“It’s pretty cool because I’d like to see it (in person),” Dotson said. “Even if I didn’t like the the President, I’d still go. I’d just think it’s pretty cool to see that.”
It was Holliday’s first time attending a Presidential Inauguration, but not her first time visiting the nation’s capital. Rep. Trent Kelly (R-Miss.) invited the Hollidays to the ceremony. Her husband, Louis, worked with Kelly in Mississippi when Kelly was district attorney.
“We had a wonderful day,” Holliday said from D.C. “Everyone around us was nice and respectful. People were very inspired and hopeful.”
The family saw a few groups of protestors, including some blocking their entrance gate for the ceremony, but they had no negative encounters and felt very safe.
She said she thought Trump’s inaugural address was positive and uplifting.
“President Trump’s speech was inspiring and positively accepted by all around us. It honestly felt like a breath of fresh air - everyone was optimistic about the future,” she said. “He made me believe in America again.”
As the class listened to Trump make his inaugural address, a few, like Leonard Delay and Dominck Rummler, whispered to each other about what Trump had said as the president paused for applause. Neither boy wanted Trump to be elected president.
“I think he did okay,” Delay said after Trump completed his speech. “I just want to see if he makes it come true.”
“Actions speak louder than words,” Rummler said.
The class had been studying the inauguration process in class before Holliday traveled to D.C., and everything seemed to go as expected. There was one person some were surprised to see in attendance, though – Hillary Clinton. Some students thought she wouldn’t attend because she and Trump didn’t seem to like each other.
“Hillary probably respects the country, so that’s why she went,” Charles Dickerson said. “She went not for the president, but for America.”
Some students were also impressed with the amount of people who were there watching the inauguration ceremony. The other fifth grade teacher, Greg Elliott, told the students that 900,000 people were expected to attend the ceremony.
When she returned to school this week, Holliday brought in mementos, like her inauguration program and Trump’s autograph.
Club shares love of quilting
When the Unaka Hearts and Hands Club scheduled a block of the month quilt to add to their activities this year, the ladies decided to see if 10-year-old Emily Taylor wanted to join them.

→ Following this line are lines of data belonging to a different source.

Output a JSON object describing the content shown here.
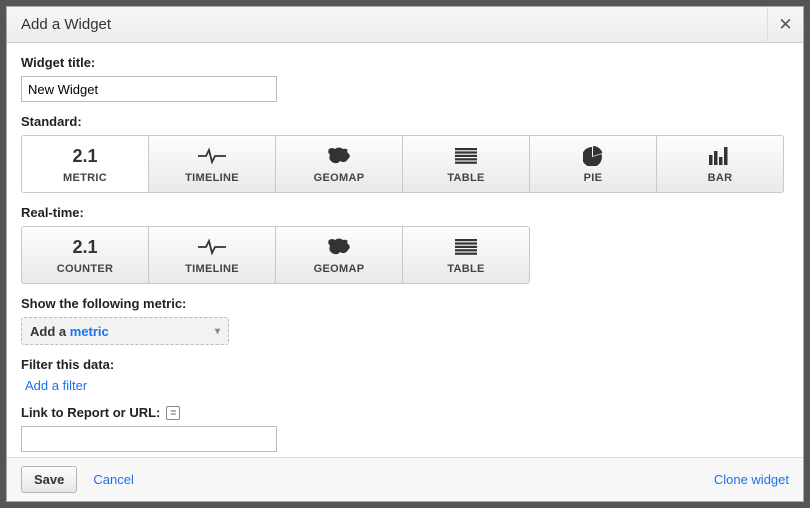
{
  "dialog": {
    "title": "Add a Widget"
  },
  "widgetTitle": {
    "label": "Widget title:",
    "value": "New Widget"
  },
  "standard": {
    "label": "Standard:",
    "tiles": [
      {
        "caption": "METRIC",
        "iconText": "2.1"
      },
      {
        "caption": "TIMELINE"
      },
      {
        "caption": "GEOMAP"
      },
      {
        "caption": "TABLE"
      },
      {
        "caption": "PIE"
      },
      {
        "caption": "BAR"
      }
    ],
    "selectedIndex": 0
  },
  "realtime": {
    "label": "Real-time:",
    "tiles": [
      {
        "caption": "COUNTER",
        "iconText": "2.1"
      },
      {
        "caption": "TIMELINE"
      },
      {
        "caption": "GEOMAP"
      },
      {
        "caption": "TABLE"
      }
    ]
  },
  "metric": {
    "label": "Show the following metric:",
    "dropdown_prefix": "Add a ",
    "dropdown_link": "metric"
  },
  "filter": {
    "label": "Filter this data:",
    "linkText": "Add a filter"
  },
  "linkReport": {
    "label": "Link to Report or URL:",
    "value": ""
  },
  "footer": {
    "save": "Save",
    "cancel": "Cancel",
    "clone": "Clone widget"
  }
}
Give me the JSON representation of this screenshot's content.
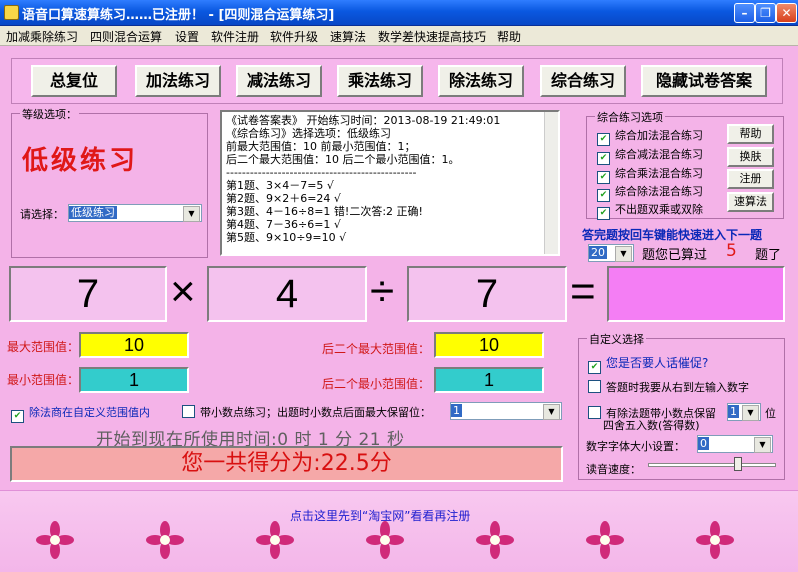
{
  "window": {
    "title": "语音口算速算练习……已注册！  - [四则混合运算练习]"
  },
  "menu": [
    "加减乘除练习",
    "四则混合运算",
    "设置",
    "软件注册",
    "软件升级",
    "速算法",
    "数学差快速提高技巧",
    "帮助"
  ],
  "toolbar": {
    "reset": "总复位",
    "add": "加法练习",
    "sub": "减法练习",
    "mul": "乘法练习",
    "div": "除法练习",
    "mixed": "综合练习",
    "hide_answers": "隐藏试卷答案"
  },
  "level": {
    "group_title": "等级选项：",
    "current": "低级练习",
    "select_label": "请选择：",
    "select_value": "低级练习"
  },
  "answer_sheet": {
    "lines": [
      "《试卷答案表》  开始练习时间：2013-08-19 21:49:01",
      "《综合练习》选择选项：低级练习",
      "    前最大范围值：10   前最小范围值：1；",
      "后二个最大范围值：10   后二个最小范围值：1。",
      "------------------------------------------------",
      "第1题、3×4－7=5  √",
      "第2题、9×2＋6=24  √",
      "第3题、4－16÷8=1  错!二次答:2  正确!",
      "第4题、7－36÷6=1  √",
      "第5题、9×10÷9=10  √"
    ]
  },
  "mixed_options": {
    "group_title": "综合练习选项",
    "items": [
      {
        "label": "综合加法混合练习",
        "checked": true
      },
      {
        "label": "综合减法混合练习",
        "checked": true
      },
      {
        "label": "综合乘法混合练习",
        "checked": true
      },
      {
        "label": "综合除法混合练习",
        "checked": true
      },
      {
        "label": "不出题双乘或双除",
        "checked": true
      }
    ],
    "buttons": [
      "帮助",
      "换肤",
      "注册",
      "速算法"
    ]
  },
  "hint": "答完题按回车键能快速进入下一题",
  "progress": {
    "count_select": "20",
    "label_before": "题您已算过",
    "done": "5",
    "label_after": "题了"
  },
  "equation": {
    "a": "7",
    "op1": "×",
    "b": "4",
    "op2": "÷",
    "c": "7",
    "eq": "=",
    "answer": ""
  },
  "ranges": {
    "max_label": "最大范围值：",
    "max_value": "10",
    "min_label": "最小范围值：",
    "min_value": "1",
    "max2_label": "后二个最大范围值：",
    "max2_value": "10",
    "min2_label": "后二个最小范围值：",
    "min2_value": "1",
    "colors": {
      "max": "#ffff00",
      "min": "#33cccc"
    }
  },
  "options_row": {
    "div_in_range": "除法商在自定义范围值内",
    "decimal": "带小数点练习；出题时小数点后面最大保留位：",
    "decimal_places": "1"
  },
  "custom": {
    "group_title": "自定义选择",
    "prompt": "您是否要人话催促?",
    "right_to_left": "答题时我要从右到左输入数字",
    "round_label_1": "有除法题带小数点保留",
    "round_label_2": "四舍五入数(答得数)",
    "round_value": "1",
    "round_unit": "位",
    "font_size_label": "数字字体大小设置：",
    "font_size_value": "0",
    "speed_label": "读音速度：",
    "speed_level": 0.72
  },
  "timer": "开始到现在所使用时间:0 时 1 分 21 秒",
  "score": "您一共得分为:22.5分",
  "footer": {
    "link": "点击这里先到“淘宝网”看看再注册"
  }
}
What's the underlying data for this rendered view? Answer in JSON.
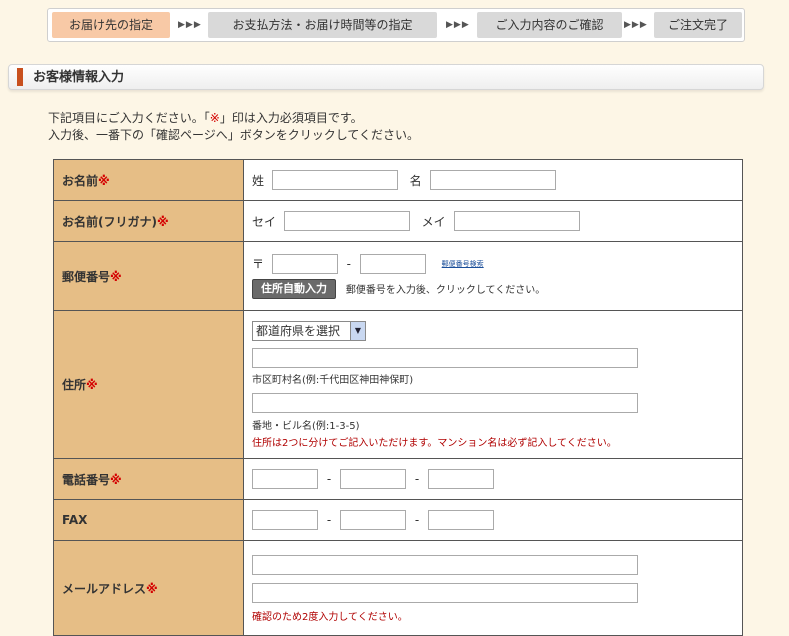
{
  "steps": {
    "items": [
      {
        "label": "お届け先の指定",
        "active": true
      },
      {
        "label": "お支払方法・お届け時間等の指定",
        "active": false
      },
      {
        "label": "ご入力内容のご確認",
        "active": false
      },
      {
        "label": "ご注文完了",
        "active": false
      }
    ],
    "arrow": "▶▶▶"
  },
  "section": {
    "title": "お客様情報入力"
  },
  "intro": {
    "line1_a": "下記項目にご入力ください。「",
    "line1_mark": "※",
    "line1_b": "」印は入力必須項目です。",
    "line2": "入力後、一番下の「確認ページへ」ボタンをクリックしてください。"
  },
  "required_mark": "※",
  "form": {
    "name": {
      "label": "お名前",
      "sei": "姓",
      "mei": "名"
    },
    "kana": {
      "label": "お名前(フリガナ)",
      "sei": "セイ",
      "mei": "メイ"
    },
    "zip": {
      "label": "郵便番号",
      "prefix": "〒",
      "dash": "-",
      "search_link": "郵便番号検索",
      "auto_button": "住所自動入力",
      "hint": "郵便番号を入力後、クリックしてください。"
    },
    "address": {
      "label": "住所",
      "pref_selected": "都道府県を選択",
      "hint1": "市区町村名(例:千代田区神田神保町)",
      "hint2": "番地・ビル名(例:1-3-5)",
      "note": "住所は2つに分けてご記入いただけます。マンション名は必ず記入してください。"
    },
    "tel": {
      "label": "電話番号",
      "dash": "-"
    },
    "fax": {
      "label": "FAX",
      "dash": "-"
    },
    "email": {
      "label": "メールアドレス",
      "note": "確認のため2度入力してください。"
    }
  }
}
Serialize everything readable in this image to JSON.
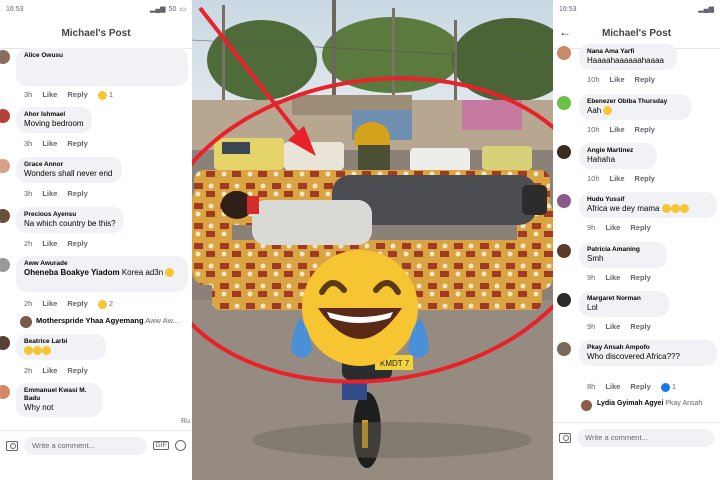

Taylor is home schooled, and her mother, Christy, was once a member of the club.
On Jan. 12, she joined the ladies in making their first block for the block of the month activity.
“I thought it would be fun to make a quilt,” she said.
This quilting activity is for fun, Bonnie Oller, President of the Hearts and Hands Club, said, explaining they also make quilts on project days as part of their community service projects.
Taylor had sewn in the past, but had never tried quilting before. She said the biggest thing she learned was lining up the seams. She thinks more kids should learn how to quilt. “It’s fun, and it teaches you how to sew,” Taylor said.
Oller agreed. “Anyone can do it,” she said of quilting. “If you can do one block, you’re a quilter.”
Taylor nearly completed the block she was working on, and the ladies gave her fabric to practice with at home. She said she plans to continue attending the block of the month meetings to complete her quilt.
Oller said Taylor’s presence made them reminisce about their school experiences in home economics classes. It also made them think they could do more activities like this with the Brownie Girl Scout troop they help, Troop 2681, if the scouts choose to.
Samantha Sinclair is the Scouting Around columnist for the Cherokee Scout. You can reach her by email, firstname.lastname@example.org; fax, 837-5832; or by leaving a message at 837-5122.